Mnuchin confirmed, not expected to name China currency manipulator
Steve Mnuchin (L) stands with his fiancee Louise Linton and U.S. Vice President Mike Pence before swearing in as Treasury Secretary in the Oval Office of the White House in Washington February 13, 2017. [Photo/Agencies]
Steven Mnuchin, US President Donald Trump's pick for treasury secretary, was confirmed by the Senate on Monday evening after a lengthy, partisan process.
The Senate voted 53-47 to make the 54-year-old Wall Street financier the 77th US treasury secretary.
Mnuchin was immediately sworn in at the White House by Vice-President Mike Pence, in front of Trump and Louise Linton, Mnuchin's domestic partner.
Trump praised Mnuchin and said "our nation's financial system is truly in great hands".
During a seven-hour Senate debate that started at noon, Democratic lawmakers, such as Minority Leader Charles Schumer, accused Mnuchin of being anti-working class. Trump had pledged to help American workers since launching his presidential campaign in mid-2015.
The Democrats described the former Goldman Sachs executive as incapable of being tough on Wall Street, another Trump campaign promise. They accused him of profiteering from mortgage foreclosures when he was heading the One West Bank during the 2007-2008 financial crisis.
Mnuchin is the third treasury secretary from Goldman Sachs since 1995. The other two were Henry Paulson under President George W. Bush and Robert Rubin under President Bill Clinton.
Democrats boycotted his Senate Finance Committee confirmation vote on Jan 31, but the panel approved Mnuchin the following day after Republicans changed rules.
Bernie Sanders, a senator from Vermont, tweeted shortly before the Monday vote that "Trump's pick of Steve Mnuchin to run the Treasury shows he wants to cater to the same Wall Street executives that hurt working families".
Mnuchin will face huge tasks in tax and financial regulation reform. And his remarks on Trump's campaign rhetoric of naming China a currency manipulator have been closely watched.
In a Jan 19 Senate hearing, Mnuchin said he was willing to label China a currency manipulator if warranted. The message has been widely interpreted to mean there would be no immediate action.
Trump also has softened his tone in the past months. In an interview with The Wall Street Journal last month, Trump said that he wouldn't name China a manipulator on his first day in office as previously promised. "I would talk to them first," he was quoted as saying. "Certainly they are manipulators. But I'm not looking to do that."
The softened tone has helped ease concerns that the Trump administration might start a trade war with China, triggered either by labeling China a currency manipulator or by imposing a 45 percent tariffs on Chinese exports, as Trump once threatened.
As described by the White House, Trump had a "lengthy" and "extremely cordial" phone call with President Xi Jinping last Thursday night. It came on the eve of a visit by Japanese Prime Minister Shinzo Abe.

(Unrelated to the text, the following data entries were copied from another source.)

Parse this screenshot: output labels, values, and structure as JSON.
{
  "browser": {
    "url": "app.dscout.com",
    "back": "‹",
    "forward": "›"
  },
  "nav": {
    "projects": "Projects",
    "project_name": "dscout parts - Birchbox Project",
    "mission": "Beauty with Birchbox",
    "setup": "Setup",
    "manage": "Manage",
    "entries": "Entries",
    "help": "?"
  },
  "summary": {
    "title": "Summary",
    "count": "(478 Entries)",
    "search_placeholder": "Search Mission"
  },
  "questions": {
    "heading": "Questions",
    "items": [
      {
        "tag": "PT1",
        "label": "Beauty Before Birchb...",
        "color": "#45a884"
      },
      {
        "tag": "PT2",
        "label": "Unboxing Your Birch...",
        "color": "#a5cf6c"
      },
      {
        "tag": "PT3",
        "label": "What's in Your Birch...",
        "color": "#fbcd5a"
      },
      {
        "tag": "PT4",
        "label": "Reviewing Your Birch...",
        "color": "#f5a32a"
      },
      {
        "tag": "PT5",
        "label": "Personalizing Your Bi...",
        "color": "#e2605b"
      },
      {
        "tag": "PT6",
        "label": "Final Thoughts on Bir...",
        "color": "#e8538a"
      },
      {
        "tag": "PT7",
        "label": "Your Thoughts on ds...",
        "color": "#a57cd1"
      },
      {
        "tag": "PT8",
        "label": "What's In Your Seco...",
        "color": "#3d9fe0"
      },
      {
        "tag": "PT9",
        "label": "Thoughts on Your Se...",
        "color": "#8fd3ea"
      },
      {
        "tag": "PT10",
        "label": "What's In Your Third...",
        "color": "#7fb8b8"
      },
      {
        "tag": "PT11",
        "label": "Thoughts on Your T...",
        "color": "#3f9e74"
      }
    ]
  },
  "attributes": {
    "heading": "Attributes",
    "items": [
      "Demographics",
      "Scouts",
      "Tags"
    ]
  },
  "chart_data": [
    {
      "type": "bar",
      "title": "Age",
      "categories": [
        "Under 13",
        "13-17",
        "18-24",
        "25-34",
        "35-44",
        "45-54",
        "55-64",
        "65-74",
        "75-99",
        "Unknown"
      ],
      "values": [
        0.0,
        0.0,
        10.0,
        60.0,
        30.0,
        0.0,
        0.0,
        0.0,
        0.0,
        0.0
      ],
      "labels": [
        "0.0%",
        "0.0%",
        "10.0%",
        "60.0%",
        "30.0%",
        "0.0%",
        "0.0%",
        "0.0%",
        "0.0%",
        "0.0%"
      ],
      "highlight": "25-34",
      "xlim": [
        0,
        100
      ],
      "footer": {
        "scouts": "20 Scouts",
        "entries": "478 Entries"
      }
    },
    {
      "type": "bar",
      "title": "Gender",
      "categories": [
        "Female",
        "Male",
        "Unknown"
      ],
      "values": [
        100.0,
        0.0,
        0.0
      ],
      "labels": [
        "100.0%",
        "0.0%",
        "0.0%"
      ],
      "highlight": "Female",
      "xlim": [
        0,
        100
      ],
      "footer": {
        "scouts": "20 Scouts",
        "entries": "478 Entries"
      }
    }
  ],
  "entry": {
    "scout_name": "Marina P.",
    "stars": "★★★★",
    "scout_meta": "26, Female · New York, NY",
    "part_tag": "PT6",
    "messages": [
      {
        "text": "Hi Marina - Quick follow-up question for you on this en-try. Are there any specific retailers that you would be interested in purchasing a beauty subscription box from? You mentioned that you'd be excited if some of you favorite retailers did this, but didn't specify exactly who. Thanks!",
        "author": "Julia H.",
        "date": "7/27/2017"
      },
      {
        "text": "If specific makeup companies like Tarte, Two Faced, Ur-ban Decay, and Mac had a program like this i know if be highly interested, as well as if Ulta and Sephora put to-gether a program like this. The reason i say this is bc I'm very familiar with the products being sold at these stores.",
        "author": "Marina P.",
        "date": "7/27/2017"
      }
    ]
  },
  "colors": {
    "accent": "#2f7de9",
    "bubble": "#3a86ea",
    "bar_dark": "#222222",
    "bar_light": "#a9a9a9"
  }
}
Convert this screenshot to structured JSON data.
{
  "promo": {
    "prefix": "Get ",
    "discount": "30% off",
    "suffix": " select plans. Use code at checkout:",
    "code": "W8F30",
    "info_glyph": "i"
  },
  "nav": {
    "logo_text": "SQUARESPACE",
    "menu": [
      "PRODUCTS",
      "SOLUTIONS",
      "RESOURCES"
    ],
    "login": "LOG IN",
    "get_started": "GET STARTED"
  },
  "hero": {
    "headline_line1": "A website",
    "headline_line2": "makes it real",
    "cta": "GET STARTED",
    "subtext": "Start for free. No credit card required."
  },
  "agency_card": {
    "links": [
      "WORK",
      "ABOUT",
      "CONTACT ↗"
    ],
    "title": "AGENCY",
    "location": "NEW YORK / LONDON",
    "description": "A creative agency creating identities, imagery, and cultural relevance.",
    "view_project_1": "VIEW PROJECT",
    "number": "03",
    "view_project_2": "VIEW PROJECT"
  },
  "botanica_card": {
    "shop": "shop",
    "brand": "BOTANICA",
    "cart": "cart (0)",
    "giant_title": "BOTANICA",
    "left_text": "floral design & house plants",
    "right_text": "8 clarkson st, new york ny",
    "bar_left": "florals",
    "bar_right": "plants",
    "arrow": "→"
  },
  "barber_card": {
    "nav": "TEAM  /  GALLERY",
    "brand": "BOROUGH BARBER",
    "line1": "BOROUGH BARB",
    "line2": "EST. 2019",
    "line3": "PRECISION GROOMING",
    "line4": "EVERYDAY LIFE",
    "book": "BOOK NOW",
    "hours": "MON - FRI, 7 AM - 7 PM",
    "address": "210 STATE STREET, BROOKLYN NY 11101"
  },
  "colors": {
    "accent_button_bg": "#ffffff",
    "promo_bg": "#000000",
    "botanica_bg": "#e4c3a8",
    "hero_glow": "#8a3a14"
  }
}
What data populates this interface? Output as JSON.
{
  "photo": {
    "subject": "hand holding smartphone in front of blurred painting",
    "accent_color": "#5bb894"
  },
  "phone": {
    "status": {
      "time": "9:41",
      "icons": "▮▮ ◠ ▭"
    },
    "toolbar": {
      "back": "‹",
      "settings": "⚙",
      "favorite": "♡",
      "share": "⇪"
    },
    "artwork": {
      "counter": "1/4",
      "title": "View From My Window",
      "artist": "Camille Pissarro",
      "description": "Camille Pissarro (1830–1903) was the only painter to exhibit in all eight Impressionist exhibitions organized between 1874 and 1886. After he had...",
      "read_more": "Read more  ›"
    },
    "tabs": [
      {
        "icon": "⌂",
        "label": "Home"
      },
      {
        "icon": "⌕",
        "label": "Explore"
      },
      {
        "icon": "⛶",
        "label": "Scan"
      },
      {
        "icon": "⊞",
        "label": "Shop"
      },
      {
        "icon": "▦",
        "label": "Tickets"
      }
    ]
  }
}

Most US economists no longer believe that China is manipulating its currency to gain a trade advantage. Instead, they point out that the Chinese government has intervened to prop up its currency, renminbi (RMB), also known as yuan, thereby helping the US economy become more competitive.
These include Fred Bergsten of the Peterson Institute for International Economics, a main critic of China's currency policy not that long ago.
The US Treasury headed by Jack Lew under the Obama administration also said in its report last October that China met only one of three criteria to be labeled a manipulator. The report also credited China's recent efforts to prop up its currency as helping prevent a rapid depreciation that would hurt the world economy.
The next US Treasury report to assess the foreign exchange practices of major trading partners is due on April 15.
If the US Treasury names China a currency manipulator, it will be required by US law to start bilateral negotiations to resolve the issue. It could result in punitive tariffs on Chinese goods.
The International Monetary Fund also may be asked to provide its expert evaluation if the Trump administration does not choose a path of unilateralism.
At the January hearing, Mnuchin said currency manipulation is a serious infraction of free trade principles and needs to be effectively addressed.
"As treasury secretary, I will ensure that we defend American jobs by combating currency devaluation utilizing the reporting and monitoring functions of the Treasury and legislative processes established by Congress," he said.
He said he would work through existing multilateral institutions such as the IMF, G7 and G20 to address currency manipulation as an unfair trade practice and also work with major trade partners bilaterally.
Mnuchin is estimated to have a net worth of as much as $500 million. He was the national finance chairman of Trump's presidential campaign.